__Work request__.
Copy out every line below without alteration.

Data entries

============================================================

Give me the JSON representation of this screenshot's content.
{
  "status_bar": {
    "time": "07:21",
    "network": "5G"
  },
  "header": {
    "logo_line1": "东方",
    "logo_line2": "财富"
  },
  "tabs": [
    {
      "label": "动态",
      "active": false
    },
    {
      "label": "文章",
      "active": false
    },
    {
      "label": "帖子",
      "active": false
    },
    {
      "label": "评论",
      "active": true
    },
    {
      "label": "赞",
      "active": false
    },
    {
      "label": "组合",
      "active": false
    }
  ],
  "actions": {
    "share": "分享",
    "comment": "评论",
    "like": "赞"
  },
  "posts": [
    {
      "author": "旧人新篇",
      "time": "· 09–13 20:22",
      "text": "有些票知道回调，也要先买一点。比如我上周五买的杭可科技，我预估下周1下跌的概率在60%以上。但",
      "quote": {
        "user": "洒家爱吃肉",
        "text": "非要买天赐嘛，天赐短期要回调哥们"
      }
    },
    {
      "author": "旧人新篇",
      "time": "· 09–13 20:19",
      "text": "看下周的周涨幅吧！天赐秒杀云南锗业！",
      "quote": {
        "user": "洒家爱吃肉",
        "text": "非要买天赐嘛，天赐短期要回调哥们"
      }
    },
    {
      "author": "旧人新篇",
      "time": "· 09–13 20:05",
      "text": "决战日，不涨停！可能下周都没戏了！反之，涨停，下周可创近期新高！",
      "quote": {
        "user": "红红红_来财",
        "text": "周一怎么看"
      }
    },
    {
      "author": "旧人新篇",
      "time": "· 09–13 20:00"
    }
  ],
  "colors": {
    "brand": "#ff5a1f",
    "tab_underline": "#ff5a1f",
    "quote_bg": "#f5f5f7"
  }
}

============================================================

__Result of the task__.
Give me the JSON representation of this screenshot's content.
{
  "status_bar": {
    "time": "07:21",
    "network": "5G"
  },
  "header": {
    "logo_line1": "东方",
    "logo_line2": "财富"
  },
  "tabs": [
    {
      "label": "动态",
      "active": false
    },
    {
      "label": "文章",
      "active": false
    },
    {
      "label": "帖子",
      "active": false
    },
    {
      "label": "评论",
      "active": true
    },
    {
      "label": "赞",
      "active": false
    },
    {
      "label": "组合",
      "active": false
    }
  ],
  "actions": {
    "share": "分享",
    "comment": "评论",
    "like": "赞"
  },
  "posts": [
    {
      "author": "旧人新篇",
      "time": "· 09–13 20:22",
      "text": "有些票知道回调，也要先买一点。比如我上周五买的杭可科技，我预估下周1下跌的概率在60%以上。但",
      "quote": {
        "user": "洒家爱吃肉",
        "text": "非要买天赐嘛，天赐短期要回调哥们"
      }
    },
    {
      "author": "旧人新篇",
      "time": "· 09–13 20:19",
      "text": "看下周的周涨幅吧！天赐秒杀云南锗业！",
      "quote": {
        "user": "洒家爱吃肉",
        "text": "非要买天赐嘛，天赐短期要回调哥们"
      }
    },
    {
      "author": "旧人新篇",
      "time": "· 09–13 20:05",
      "text": "决战日，不涨停！可能下周都没戏了！反之，涨停，下周可创近期新高！",
      "quote": {
        "user": "红红红_来财",
        "text": "周一怎么看"
      }
    },
    {
      "author": "旧人新篇",
      "time": "· 09–13 20:00"
    }
  ],
  "colors": {
    "brand": "#ff5a1f",
    "tab_underline": "#ff5a1f",
    "quote_bg": "#f5f5f7"
  }
}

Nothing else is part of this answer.